    Xu L, Ju XB, Li P, Wang J, Shi ZM, Zheng MJ, Xue DD, Xu YJ, Yin YM, Wang S, You YP (2012) Association between the Ku70-1310C/G promoter polymorphism and cancer risk: a meta-analysis. Asian Pac J Cancer Prev 13:683–687PubMedCrossRefGoogle Scholar
  70. 70.
    Saccone S, De Sario A, Della Valle G, Bernardi G (1992) The highest gene concentrations in the human genome are in T-bands of metaphase chromosomes. Proc Natl Acad Sci USA 89:4913–4917PubMedCrossRefGoogle Scholar
  71. 71.
    Saccone S, Caccio S, Kusuda J, Andreozzi L, Bernardi G (1996) Identification of the generichest bands in human chromosomes. Gene 174:85–94PubMedCrossRefGoogle Scholar
  72. 72.
    Mouchiroud D, D’Onofrio G, Aissani B, Macaya G, Gautier C, Bernardi G (1991) The distribution of genes in the human genome. Gene 100:181–187PubMedCrossRefGoogle Scholar
  73. 73.
    Musio A, Mariani T, Vezzoni P, Frattini A (2002) Heterogeneous gene distribution reflects human genome complexity as detected at the cytogenetic level. Cancer Genetics Cytogenet 134:168–171CrossRefGoogle Scholar
  74. 74.
    Rafiee L, Mohsenzadeh S, Saadat M (2008) Nonrandom gene distribution on human chromosomes. EXCLI Journal 7:151–153Google Scholar
  75. 75.
    Hecht F (1988) Fragile sites, cancer chromosome breakpoints, and oncogenes all cluster in light G bands. Cancer Genet Cytogenet 31:17–24PubMedCrossRefGoogle Scholar
  76. 76.
    Lima-de-Faria A, Mitelman F (1988) The chromosome territory of human oncogenes. Bioscience Rep 6:349–354CrossRefGoogle Scholar
  77. 77.
    Lima-de-Faria A, Mitelman F, Blomberg J, Pfeifer-Ohlsson S (1991) Telomeric location of retroviral oncogenes in humans. Hereditas 114:207–211PubMedCrossRefGoogle Scholar
  78. 78.
    Tai JJ, Hou CD, Wang-Wuu S, Wang CH, Leu SY, Wuu KD (1993) A method for testing the nonrandomness of chromosomal breakpoints. Cytogenet Cell Genet 63:147–150PubMedCrossRefGoogle Scholar
  79. 79.
    ISCN (1981) An international system for human cytogenetic nomenclature-high resolution banding. Cytogenet Cell Genet 31:1–23CrossRefGoogle Scholar
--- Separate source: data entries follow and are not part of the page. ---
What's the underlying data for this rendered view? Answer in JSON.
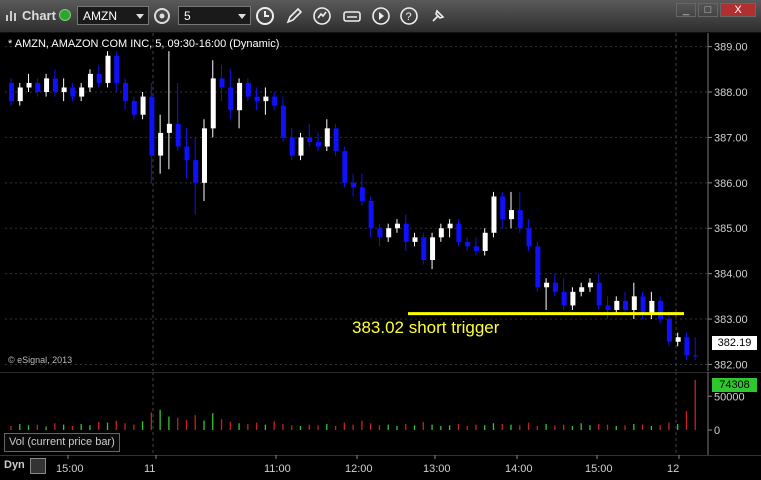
{
  "toolbar": {
    "app_title": "Chart",
    "symbol": "AMZN",
    "interval": "5",
    "tools": [
      "clock-icon",
      "pencil-icon",
      "refresh-icon",
      "chart-type-icon",
      "play-icon",
      "question-icon",
      "pin-icon"
    ],
    "window_controls": [
      "_",
      "□",
      "X"
    ]
  },
  "chart": {
    "header": "* AMZN, AMAZON COM INC, 5, 09:30-16:00 (Dynamic)",
    "watermark": "© eSignal, 2013",
    "annotation": "383.02 short trigger",
    "last_price": "382.19",
    "price_ticks": [
      "389.00",
      "388.00",
      "387.00",
      "386.00",
      "385.00",
      "384.00",
      "383.00",
      "382.00"
    ],
    "trigger_level": 383.02,
    "colors": {
      "up": "#ffffff",
      "down": "#1010ff",
      "trigger": "#ffff00",
      "vol_up": "#2ec82e",
      "vol_down": "#c82020"
    }
  },
  "volume": {
    "label": "Vol (current price bar)",
    "last_volume": "74308",
    "ticks": [
      "50000",
      "0"
    ]
  },
  "time_axis": {
    "mode_label": "Dyn",
    "labels": [
      "15:00",
      "11",
      "11:00",
      "12:00",
      "13:00",
      "14:00",
      "15:00",
      "12"
    ]
  },
  "chart_data": {
    "type": "candlestick",
    "ylim": [
      381.9,
      389.3
    ],
    "candles": [
      [
        388.2,
        388.3,
        387.7,
        387.8
      ],
      [
        387.8,
        388.2,
        387.7,
        388.1
      ],
      [
        388.1,
        388.4,
        388.0,
        388.2
      ],
      [
        388.2,
        388.3,
        387.9,
        388.0
      ],
      [
        388.0,
        388.4,
        387.9,
        388.3
      ],
      [
        388.3,
        388.5,
        387.9,
        388.0
      ],
      [
        388.0,
        388.3,
        387.8,
        388.1
      ],
      [
        388.1,
        388.2,
        387.8,
        387.9
      ],
      [
        387.9,
        388.2,
        387.8,
        388.1
      ],
      [
        388.1,
        388.5,
        388.0,
        388.4
      ],
      [
        388.4,
        388.6,
        388.1,
        388.2
      ],
      [
        388.2,
        388.9,
        388.1,
        388.8
      ],
      [
        388.8,
        388.9,
        388.0,
        388.2
      ],
      [
        388.2,
        388.3,
        387.6,
        387.8
      ],
      [
        387.8,
        387.9,
        387.4,
        387.5
      ],
      [
        387.5,
        388.0,
        387.4,
        387.9
      ],
      [
        387.9,
        388.2,
        386.0,
        386.6
      ],
      [
        386.6,
        387.5,
        386.2,
        387.1
      ],
      [
        387.1,
        388.9,
        386.3,
        387.3
      ],
      [
        387.3,
        388.2,
        386.7,
        386.8
      ],
      [
        386.8,
        387.2,
        386.1,
        386.5
      ],
      [
        386.5,
        387.0,
        385.3,
        386.0
      ],
      [
        386.0,
        387.4,
        385.6,
        387.2
      ],
      [
        387.2,
        388.7,
        387.0,
        388.3
      ],
      [
        388.3,
        388.6,
        387.8,
        388.1
      ],
      [
        388.1,
        388.5,
        387.4,
        387.6
      ],
      [
        387.6,
        388.3,
        387.2,
        388.2
      ],
      [
        388.2,
        388.3,
        387.8,
        387.9
      ],
      [
        387.9,
        388.1,
        387.6,
        387.8
      ],
      [
        387.8,
        388.1,
        387.5,
        387.9
      ],
      [
        387.9,
        388.0,
        387.6,
        387.7
      ],
      [
        387.7,
        387.9,
        386.9,
        387.0
      ],
      [
        387.0,
        387.2,
        386.5,
        386.6
      ],
      [
        386.6,
        387.1,
        386.5,
        387.0
      ],
      [
        387.0,
        387.3,
        386.8,
        386.9
      ],
      [
        386.9,
        387.1,
        386.7,
        386.8
      ],
      [
        386.8,
        387.4,
        386.7,
        387.2
      ],
      [
        387.2,
        387.3,
        386.6,
        386.7
      ],
      [
        386.7,
        386.8,
        385.9,
        386.0
      ],
      [
        386.0,
        386.2,
        385.7,
        385.9
      ],
      [
        385.9,
        386.2,
        385.5,
        385.6
      ],
      [
        385.6,
        385.7,
        384.8,
        385.0
      ],
      [
        385.0,
        385.1,
        384.6,
        384.8
      ],
      [
        384.8,
        385.1,
        384.7,
        385.0
      ],
      [
        385.0,
        385.2,
        384.9,
        385.1
      ],
      [
        385.1,
        385.3,
        384.5,
        384.7
      ],
      [
        384.7,
        384.9,
        384.6,
        384.8
      ],
      [
        384.8,
        384.9,
        384.2,
        384.3
      ],
      [
        384.3,
        384.9,
        384.1,
        384.8
      ],
      [
        384.8,
        385.1,
        384.7,
        385.0
      ],
      [
        385.0,
        385.2,
        384.8,
        385.1
      ],
      [
        385.1,
        385.2,
        384.6,
        384.7
      ],
      [
        384.7,
        384.8,
        384.5,
        384.6
      ],
      [
        384.6,
        384.8,
        384.4,
        384.5
      ],
      [
        384.5,
        385.0,
        384.4,
        384.9
      ],
      [
        384.9,
        385.8,
        384.8,
        385.7
      ],
      [
        385.7,
        385.8,
        385.0,
        385.2
      ],
      [
        385.2,
        385.8,
        385.0,
        385.4
      ],
      [
        385.4,
        385.8,
        384.9,
        385.0
      ],
      [
        385.0,
        385.2,
        384.5,
        384.6
      ],
      [
        384.6,
        384.7,
        383.6,
        383.7
      ],
      [
        383.7,
        383.9,
        383.2,
        383.8
      ],
      [
        383.8,
        384.0,
        383.5,
        383.6
      ],
      [
        383.6,
        383.9,
        383.2,
        383.3
      ],
      [
        383.3,
        383.7,
        383.2,
        383.6
      ],
      [
        383.6,
        383.8,
        383.5,
        383.7
      ],
      [
        383.7,
        383.9,
        383.6,
        383.8
      ],
      [
        383.8,
        384.0,
        383.2,
        383.3
      ],
      [
        383.3,
        383.5,
        383.0,
        383.2
      ],
      [
        383.2,
        383.5,
        383.1,
        383.4
      ],
      [
        383.4,
        383.6,
        383.1,
        383.2
      ],
      [
        383.2,
        383.8,
        383.0,
        383.5
      ],
      [
        383.5,
        383.6,
        383.0,
        383.1
      ],
      [
        383.1,
        383.6,
        383.0,
        383.4
      ],
      [
        383.4,
        383.5,
        382.9,
        383.0
      ],
      [
        383.0,
        383.1,
        382.4,
        382.5
      ],
      [
        382.5,
        382.7,
        382.4,
        382.6
      ],
      [
        382.6,
        382.7,
        382.1,
        382.2
      ],
      [
        382.2,
        382.6,
        382.1,
        382.19
      ]
    ],
    "volumes": [
      6,
      9,
      7,
      8,
      5,
      10,
      8,
      6,
      9,
      7,
      12,
      11,
      14,
      10,
      8,
      13,
      26,
      30,
      20,
      18,
      15,
      22,
      14,
      25,
      16,
      12,
      10,
      9,
      11,
      8,
      13,
      9,
      7,
      6,
      8,
      7,
      9,
      6,
      11,
      8,
      14,
      10,
      7,
      8,
      6,
      9,
      7,
      12,
      8,
      6,
      7,
      9,
      6,
      8,
      7,
      10,
      9,
      8,
      7,
      11,
      6,
      9,
      7,
      8,
      6,
      10,
      7,
      9,
      8,
      6,
      7,
      9,
      8,
      6,
      7,
      11,
      9,
      28,
      46
    ],
    "vol_max": 80000
  }
}
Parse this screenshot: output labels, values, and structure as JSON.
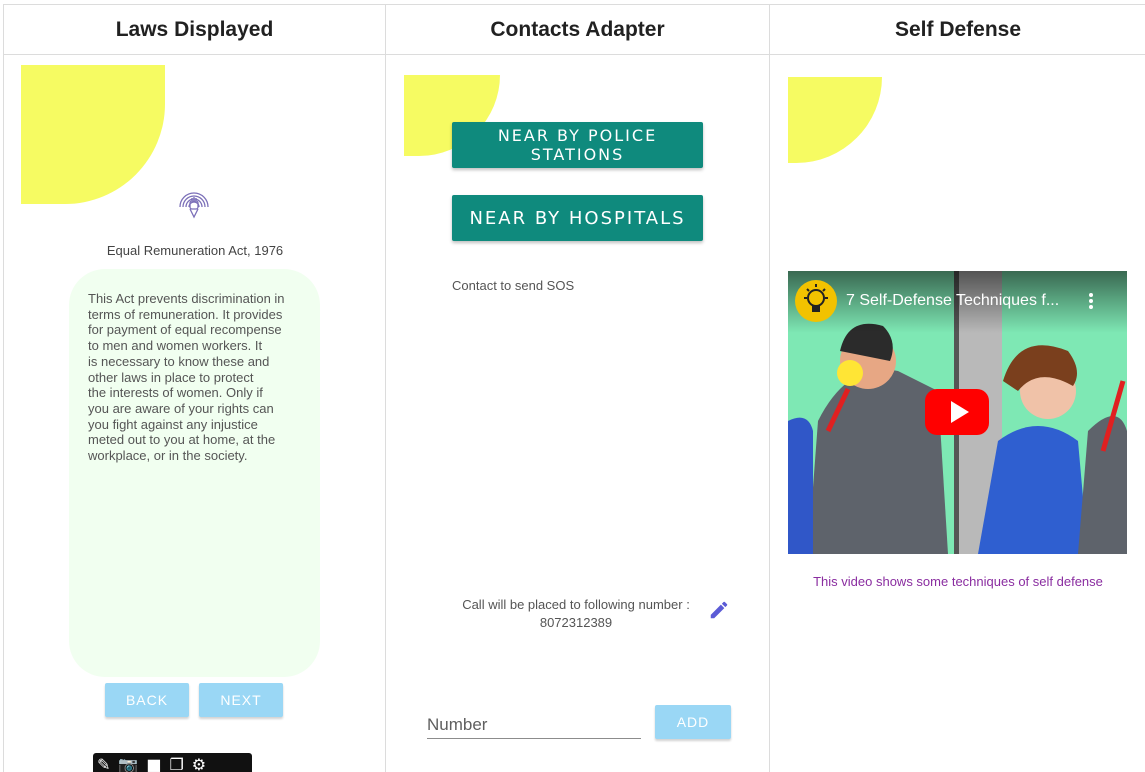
{
  "columns": {
    "laws": {
      "header": "Laws Displayed"
    },
    "contacts": {
      "header": "Contacts Adapter"
    },
    "self_defense": {
      "header": "Self Defense"
    }
  },
  "laws": {
    "act_title": "Equal Remuneration Act, 1976",
    "act_text": "This Act prevents discrimination in\nterms of remuneration. It provides\nfor payment of equal recompense\nto men and women workers. It\nis necessary to know these and\nother laws in place to protect\nthe interests of women. Only if\nyou are aware of your rights can\nyou fight against any injustice\nmeted out to you at home, at the\nworkplace, or in the society.",
    "back_label": "BACK",
    "next_label": "NEXT",
    "logo_icon": "raised-fist-signal-icon",
    "accent_color": "#f6fb62",
    "card_color": "#f1fff0",
    "button_color": "#9ad7f5"
  },
  "emulator_toolbar": {
    "icons": [
      "pin-icon",
      "camera-icon",
      "video-icon",
      "copy-icon",
      "gear-icon"
    ]
  },
  "contacts": {
    "police_label": "NEAR BY POLICE STATIONS",
    "hospitals_label": "NEAR BY HOSPITALS",
    "sos_label": "Contact to send SOS",
    "call_label": "Call will be placed to following number :",
    "call_number": "8072312389",
    "number_placeholder": "Number",
    "add_label": "ADD",
    "teal_color": "#0f8a7d"
  },
  "self_defense": {
    "video_title": "7 Self-Defense Techniques f...",
    "caption": "This video shows some techniques of self defense",
    "caption_color": "#8a2da0"
  }
}
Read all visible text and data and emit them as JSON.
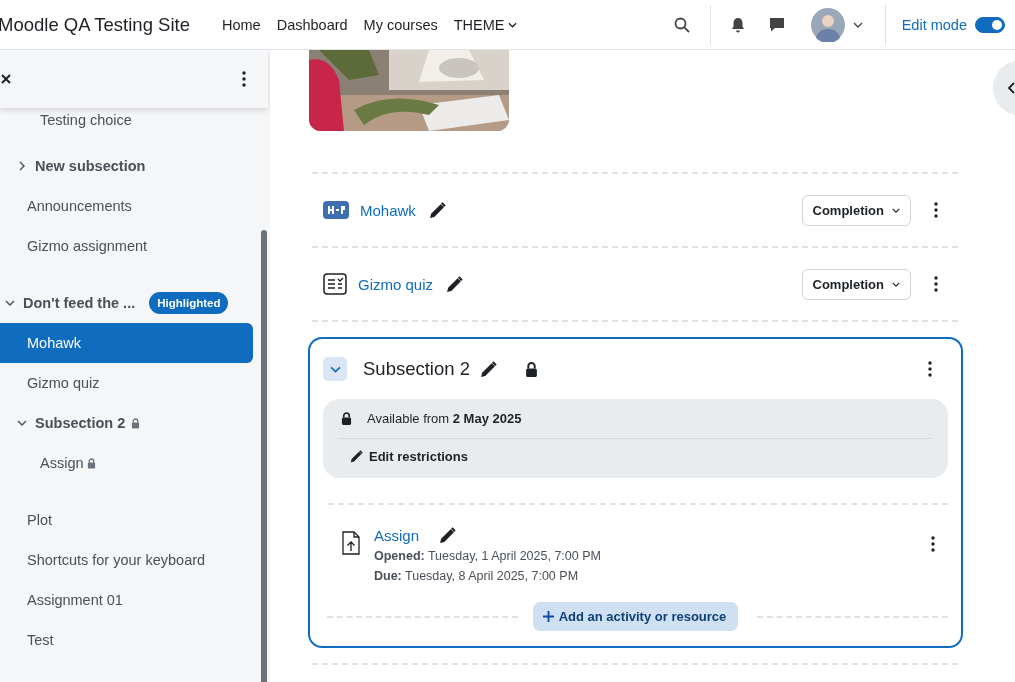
{
  "navbar": {
    "site_name": "Moodle QA Testing Site",
    "links": [
      {
        "label": "Home",
        "dropdown": false
      },
      {
        "label": "Dashboard",
        "dropdown": false
      },
      {
        "label": "My courses",
        "dropdown": false
      },
      {
        "label": "THEME",
        "dropdown": true
      }
    ],
    "edit_mode": {
      "label": "Edit mode",
      "on": true
    }
  },
  "sidebar": {
    "items": [
      {
        "kind": "subsection_tail",
        "children": [
          {
            "kind": "activity",
            "label": "Testing choice",
            "selected": false,
            "locked": false
          }
        ]
      },
      {
        "kind": "subsection",
        "label": "New subsection",
        "expanded": false,
        "locked": false
      },
      {
        "kind": "activity",
        "label": "Announcements",
        "selected": false,
        "locked": false
      },
      {
        "kind": "activity",
        "label": "Gizmo assignment",
        "selected": false,
        "locked": false
      },
      {
        "kind": "section",
        "label": "Don't feed the ...",
        "badge": "Highlighted",
        "expanded": true,
        "children": [
          {
            "kind": "activity",
            "label": "Mohawk",
            "selected": true,
            "locked": false
          },
          {
            "kind": "activity",
            "label": "Gizmo quiz",
            "selected": false,
            "locked": false
          },
          {
            "kind": "subsection",
            "label": "Subsection 2",
            "expanded": true,
            "locked": true,
            "children": [
              {
                "kind": "activity",
                "label": "Assign",
                "selected": false,
                "locked": true
              }
            ]
          },
          {
            "kind": "activity",
            "label": "Plot",
            "selected": false,
            "locked": false
          },
          {
            "kind": "activity",
            "label": "Shortcuts for your keyboard",
            "selected": false,
            "locked": false
          },
          {
            "kind": "activity",
            "label": "Assignment 01",
            "selected": false,
            "locked": false
          },
          {
            "kind": "activity",
            "label": "Test",
            "selected": false,
            "locked": false
          }
        ]
      }
    ]
  },
  "course": {
    "activities": [
      {
        "kind": "h5p",
        "name": "Mohawk",
        "completion": "Completion"
      },
      {
        "kind": "quiz",
        "name": "Gizmo quiz",
        "completion": "Completion"
      }
    ],
    "subsection": {
      "title": "Subsection 2",
      "expanded": true,
      "locked": true,
      "restriction": {
        "text": "Available from **2 May 2025**",
        "edit": "Edit restrictions"
      },
      "activities": [
        {
          "kind": "assign",
          "name": "Assign",
          "dates": [
            "**Opened:** Tuesday, 1 April 2025, 7:00 PM",
            "**Due:** Tuesday, 8 April 2025, 7:00 PM"
          ]
        }
      ],
      "add_button": "Add an activity or resource"
    }
  }
}
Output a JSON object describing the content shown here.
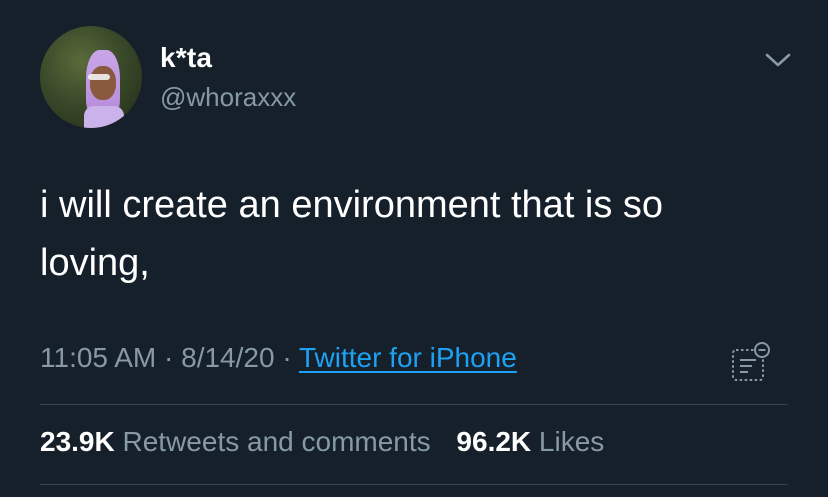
{
  "tweet": {
    "display_name": "k*ta",
    "handle": "@whoraxxx",
    "text": "i will create an environment that is so loving,",
    "time": "11:05 AM",
    "date": "8/14/20",
    "separator": "·",
    "source": "Twitter for iPhone"
  },
  "stats": {
    "retweets_count": "23.9K",
    "retweets_label": "Retweets and comments",
    "likes_count": "96.2K",
    "likes_label": "Likes"
  },
  "icons": {
    "more": "chevron-down-icon",
    "analytics": "analytics-icon"
  },
  "colors": {
    "background": "#15202b",
    "text_primary": "#ffffff",
    "text_secondary": "#8899a6",
    "link": "#1da1f2",
    "divider": "#38444d"
  }
}
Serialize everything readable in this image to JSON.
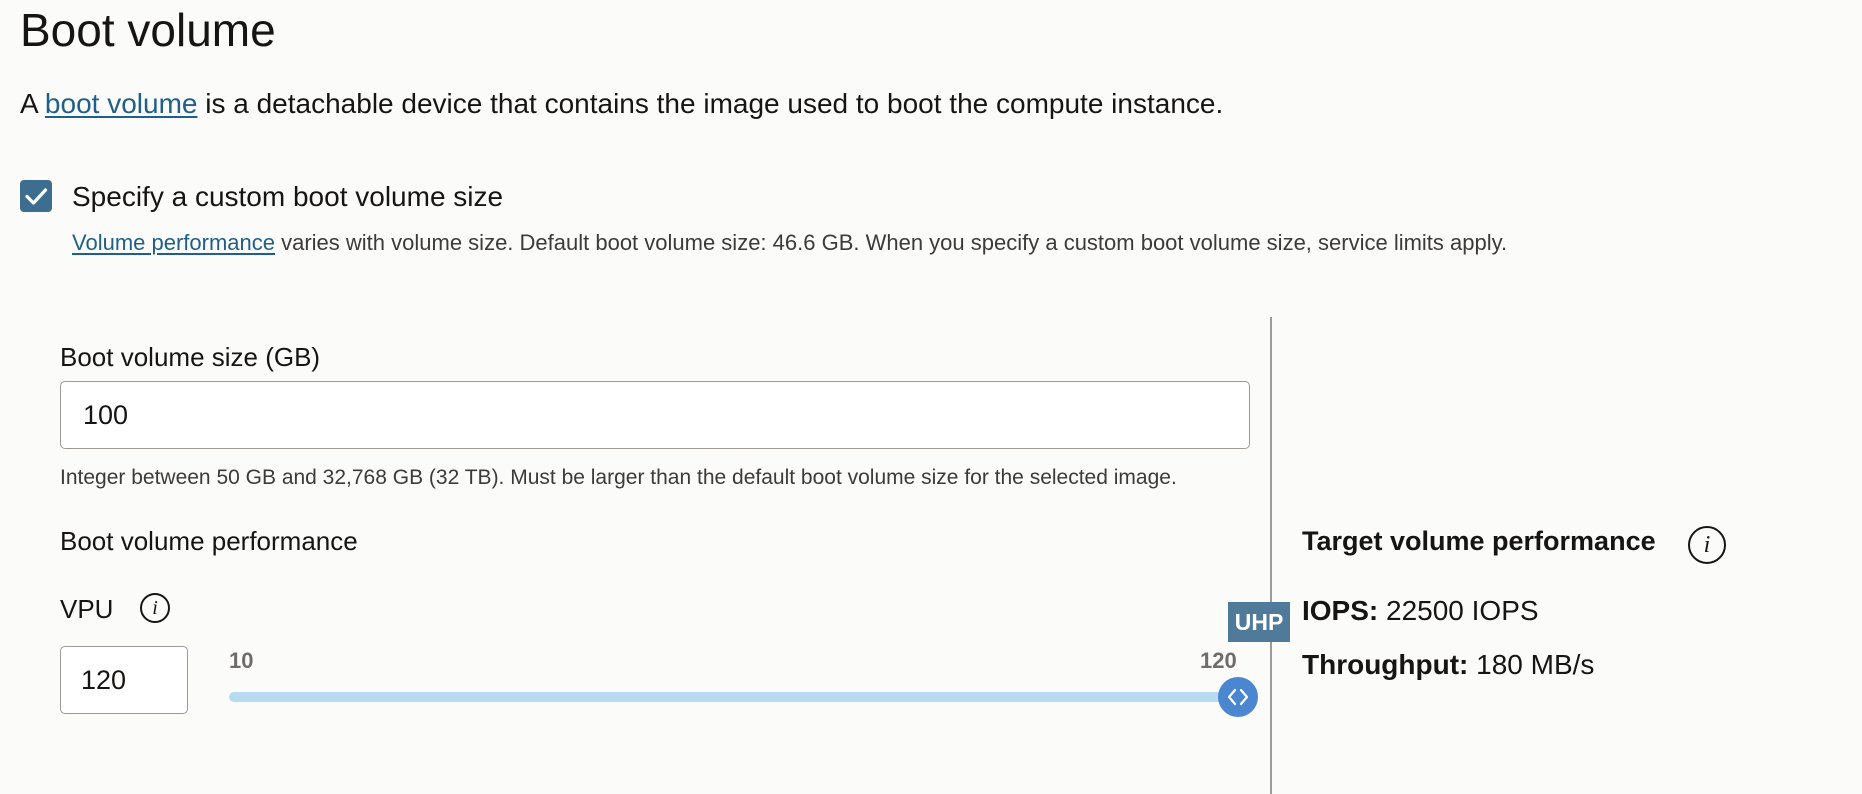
{
  "section": {
    "title": "Boot volume",
    "intro_prefix": "A ",
    "intro_link": "boot volume",
    "intro_suffix": " is a detachable device that contains the image used to boot the compute instance."
  },
  "custom_size": {
    "checkbox_label": "Specify a custom boot volume size",
    "checked": true,
    "help_link": "Volume performance",
    "help_text": " varies with volume size. Default boot volume size: 46.6 GB. When you specify a custom boot volume size, service limits apply."
  },
  "boot_volume_size": {
    "label": "Boot volume size (GB)",
    "value": "100",
    "help": "Integer between 50 GB and 32,768 GB (32 TB). Must be larger than the default boot volume size for the selected image."
  },
  "performance": {
    "heading": "Boot volume performance",
    "vpu_label": "VPU",
    "vpu_value": "120",
    "slider_min": "10",
    "slider_max": "120",
    "slider_value": 120,
    "badge": "UHP"
  },
  "target": {
    "heading": "Target volume performance",
    "iops_label": "IOPS:",
    "iops_value": " 22500 IOPS",
    "throughput_label": "Throughput:",
    "throughput_value": " 180 MB/s"
  },
  "icons": {
    "checkbox": "checkmark-icon",
    "info": "info-icon",
    "slider_handle": "chevrons-left-right-icon"
  },
  "colors": {
    "link": "#1f5f8a",
    "checkbox": "#3d6e8f",
    "slider_track": "#b7dbf0",
    "slider_thumb": "#4b86d0",
    "badge": "#4f7a99"
  }
}
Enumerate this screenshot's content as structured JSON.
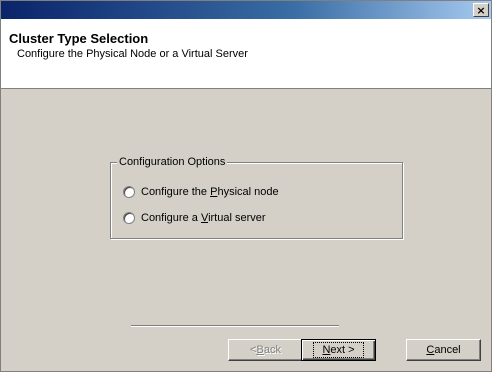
{
  "titlebar": {
    "close_glyph": "×"
  },
  "header": {
    "title": "Cluster Type Selection",
    "subtitle": "Configure the Physical Node or a Virtual Server"
  },
  "config_group": {
    "legend": "Configuration Options",
    "options": [
      {
        "prefix": "Configure the ",
        "accel": "P",
        "suffix": "hysical node",
        "selected": false
      },
      {
        "prefix": "Configure a ",
        "accel": "V",
        "suffix": "irtual server",
        "selected": false
      }
    ]
  },
  "buttons": {
    "back": {
      "prefix": "< ",
      "accel": "B",
      "suffix": "ack",
      "enabled": false
    },
    "next": {
      "accel": "N",
      "suffix": "ext >",
      "enabled": true
    },
    "cancel": {
      "accel": "C",
      "suffix": "ancel",
      "enabled": true
    }
  }
}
Copyright information

© Springer Science+Business Media, LLC. 2012

Authors and Affiliations

  1. 1.Department of BiologyCollege of Sciences, Shiraz UniversityShirazIran
  2. 2.Institute of BiotechnologyShiraz UniversityShirazIran

Personalised recommendations